Learn more about current Chinese aging research! We have a new brochure available for download and distribution. Inside, it details the main findings of the PINE Study, the Chinese Health, Aging & Policy Program, and more! If you would like to learn more or become involved in the PINE Study or any of our related research, please click here .

Ongoing Study: PINE Study

PINE Study stands for Population Study of Chinese Elderly in Chicago. It is being done to understand psychological and social issues that affect the general well-being of Chicago Chinese population. More information please see our flyer .

New Study: Pine Family Study- Filial Piety and Caregiving

Finding out factors which influence the health and aging of Chinese older adults from the perspectives and experiences of adult children and examining culturally sensitive measures to improve their quality of life. To participate, please see our flyer.

The PINE Report

We are pleased to release The PINE Report – A comprehensive health and well-being assessment of Chicago Chinese older adults. To read the full report, please go to The PINE Report.

Focus Group Discussions: Chicago Chinese Health

Chinese community residents 21+ are invited to participate in Community Health Focus Group discussions with partner organizations in the greater Chicago areas. For more information please see our flyer.

Ongoing Focus Group Activities:Financial Resilience

Participate in a group about financial issues! For more information, please see our flyer.

We aim to conduct over 3,000 in-home surveys with Chinese older adults and their key family members from the diverse Chinese communities. In addition, we will collect qualitative data in focus group settings to investigate the linguistic and cultural preferences as well as barriers pertaining to the research questions from the viewpoints of Chinese community residents.

The Piety Study aims to find out factors impacting the health and aging of Chinese older adults from the perspectives and experiences of adult children, examine culturally sensitive measures to improve the quality of life collectively, and to understand perspectives not only from seniors, but find out care giving barriers and challenges facing adult children.

The formation of the community-academic partnership allows us to develop appropriate research methodology in accordance with Chinese cultural context.
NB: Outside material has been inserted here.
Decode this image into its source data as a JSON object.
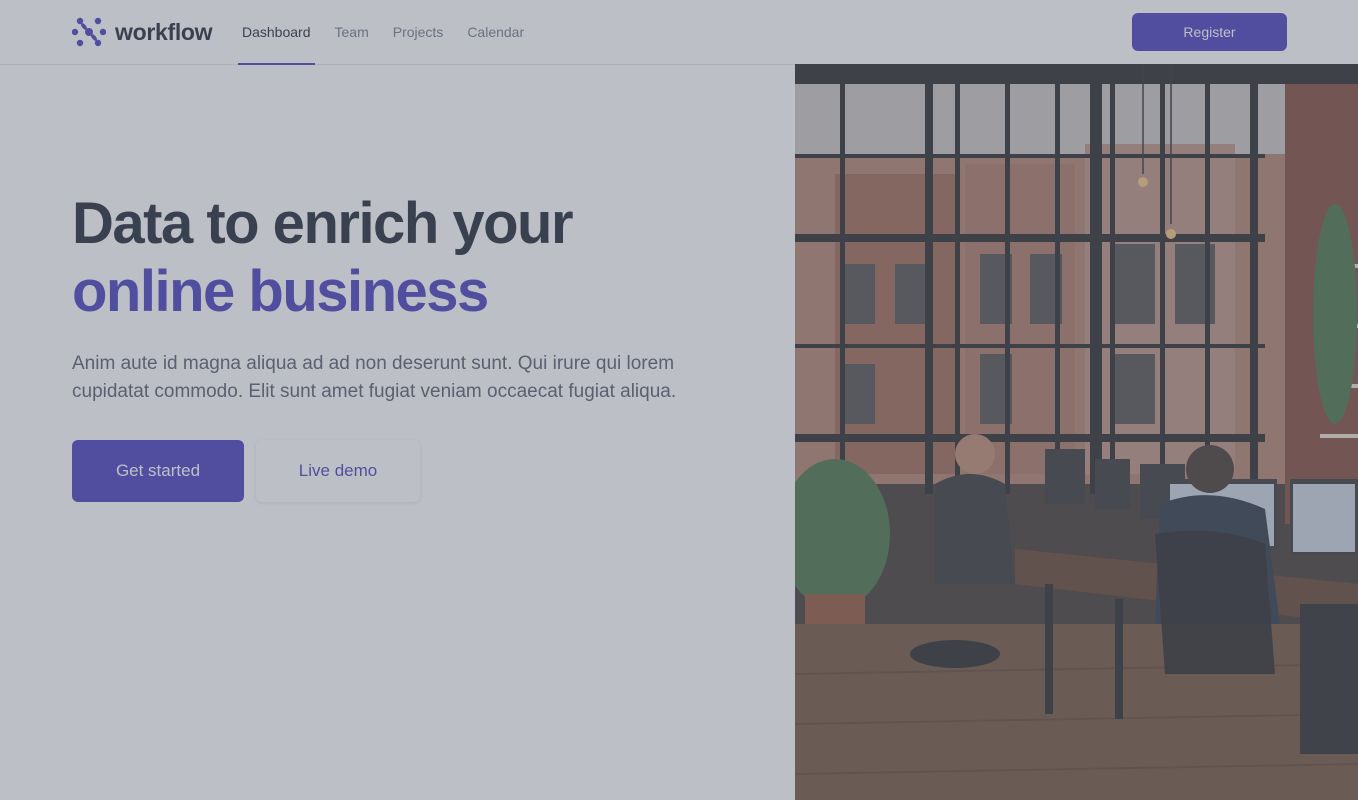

We continue to strengthen research infrastructure through bi-directional community health seminars and data resource center between Rush and Chicago’s Chinatown community in a culturally appropriate way.